Very cool! Would you recommend a similar idea for a knife to be used for stage combat? Does the "blade" have any kind of fragility?

2 replies

Reply 2 years ago

I couldn't really give you specifics, without knowing of how such a knife would plan to be used.

From our use(s) of this knife(s): It's really about the quality of the switchblade, and the quality of which you prep the "blade".

I just hit the blade with a force which we use in stage fighting; the "blade" was already sturdy due to it having previously been a comb (and you have the stainless steal back-plate to keep it straight.), and it's safe to say that the prop would be durable for stage combat (within reason (I would say it can be hit, thrown, and dropped- but brute force may cause some damage.)).

If you were to be doing this though, I would recommend a 'Car Filler' over the 'Polyfilla' I used - as it is made to be much stronger a material.


Reply 2 years ago

Terrific! Thanks for getting back to me. In truth, your reply found me as I was in the middle of my build for the prop. I suspected it would do, and your reply further validates that.

In fact, a liberty that I've taken; I trimmed a small amount of comb AFTER having spackled, which is resulting in a fine "serrated edge". Perhaps not appropriate for a switchblade, but works as a detail for a more battle-ready piece.

Thanks again!

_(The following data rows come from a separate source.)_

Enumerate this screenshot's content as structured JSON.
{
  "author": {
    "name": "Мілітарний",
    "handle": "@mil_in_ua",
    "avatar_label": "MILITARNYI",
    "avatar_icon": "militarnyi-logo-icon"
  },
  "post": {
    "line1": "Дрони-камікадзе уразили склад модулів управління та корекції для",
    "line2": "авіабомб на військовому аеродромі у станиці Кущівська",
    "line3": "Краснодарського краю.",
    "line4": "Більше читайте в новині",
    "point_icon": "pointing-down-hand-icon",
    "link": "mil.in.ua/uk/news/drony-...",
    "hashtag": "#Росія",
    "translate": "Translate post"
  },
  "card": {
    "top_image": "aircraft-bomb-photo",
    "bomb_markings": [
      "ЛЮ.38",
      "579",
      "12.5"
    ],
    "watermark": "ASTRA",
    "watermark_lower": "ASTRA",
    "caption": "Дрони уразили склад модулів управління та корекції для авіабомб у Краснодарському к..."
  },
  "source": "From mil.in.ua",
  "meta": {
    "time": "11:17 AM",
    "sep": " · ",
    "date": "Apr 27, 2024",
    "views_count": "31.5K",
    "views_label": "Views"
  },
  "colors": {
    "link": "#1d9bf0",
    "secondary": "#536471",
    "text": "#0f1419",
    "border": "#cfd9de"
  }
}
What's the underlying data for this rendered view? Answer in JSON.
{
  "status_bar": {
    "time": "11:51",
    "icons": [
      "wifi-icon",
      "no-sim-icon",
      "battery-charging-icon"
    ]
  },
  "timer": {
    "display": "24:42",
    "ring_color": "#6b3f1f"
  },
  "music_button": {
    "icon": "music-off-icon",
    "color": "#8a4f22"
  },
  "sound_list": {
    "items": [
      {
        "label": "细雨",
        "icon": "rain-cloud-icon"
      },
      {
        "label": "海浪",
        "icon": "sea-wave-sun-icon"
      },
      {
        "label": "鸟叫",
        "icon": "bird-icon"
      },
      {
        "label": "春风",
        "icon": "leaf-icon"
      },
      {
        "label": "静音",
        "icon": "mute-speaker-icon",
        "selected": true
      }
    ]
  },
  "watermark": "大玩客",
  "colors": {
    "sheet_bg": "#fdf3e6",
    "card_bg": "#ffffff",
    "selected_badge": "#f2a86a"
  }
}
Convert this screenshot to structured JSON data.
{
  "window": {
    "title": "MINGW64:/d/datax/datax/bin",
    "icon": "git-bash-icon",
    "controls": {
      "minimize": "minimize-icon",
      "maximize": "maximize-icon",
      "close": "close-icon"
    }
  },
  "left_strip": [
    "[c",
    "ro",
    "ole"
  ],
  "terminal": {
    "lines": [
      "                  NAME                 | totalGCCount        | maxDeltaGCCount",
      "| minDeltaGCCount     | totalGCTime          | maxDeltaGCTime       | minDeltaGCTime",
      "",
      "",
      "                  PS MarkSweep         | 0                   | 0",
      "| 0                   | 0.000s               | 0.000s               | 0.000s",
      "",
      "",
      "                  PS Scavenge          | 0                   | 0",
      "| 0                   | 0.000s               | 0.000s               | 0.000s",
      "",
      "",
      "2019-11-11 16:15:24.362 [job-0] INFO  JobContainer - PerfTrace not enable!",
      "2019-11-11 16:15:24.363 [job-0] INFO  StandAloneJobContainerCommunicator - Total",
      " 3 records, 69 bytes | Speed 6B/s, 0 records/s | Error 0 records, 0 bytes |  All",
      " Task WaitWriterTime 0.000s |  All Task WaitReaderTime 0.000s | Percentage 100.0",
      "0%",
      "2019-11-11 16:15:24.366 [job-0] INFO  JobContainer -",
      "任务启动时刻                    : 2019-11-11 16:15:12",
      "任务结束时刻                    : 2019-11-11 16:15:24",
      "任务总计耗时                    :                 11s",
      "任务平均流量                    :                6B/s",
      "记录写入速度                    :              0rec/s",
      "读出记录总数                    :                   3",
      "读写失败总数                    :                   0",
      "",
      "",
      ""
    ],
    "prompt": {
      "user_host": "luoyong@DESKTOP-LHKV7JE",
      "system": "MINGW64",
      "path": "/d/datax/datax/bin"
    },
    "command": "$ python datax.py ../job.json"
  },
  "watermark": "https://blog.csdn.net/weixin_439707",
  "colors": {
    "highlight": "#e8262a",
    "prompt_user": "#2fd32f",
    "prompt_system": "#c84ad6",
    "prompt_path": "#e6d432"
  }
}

Jimmy Toe

2 years ago

this thing is fantastic, so real looking, scared the hell outta my mum with

1 reply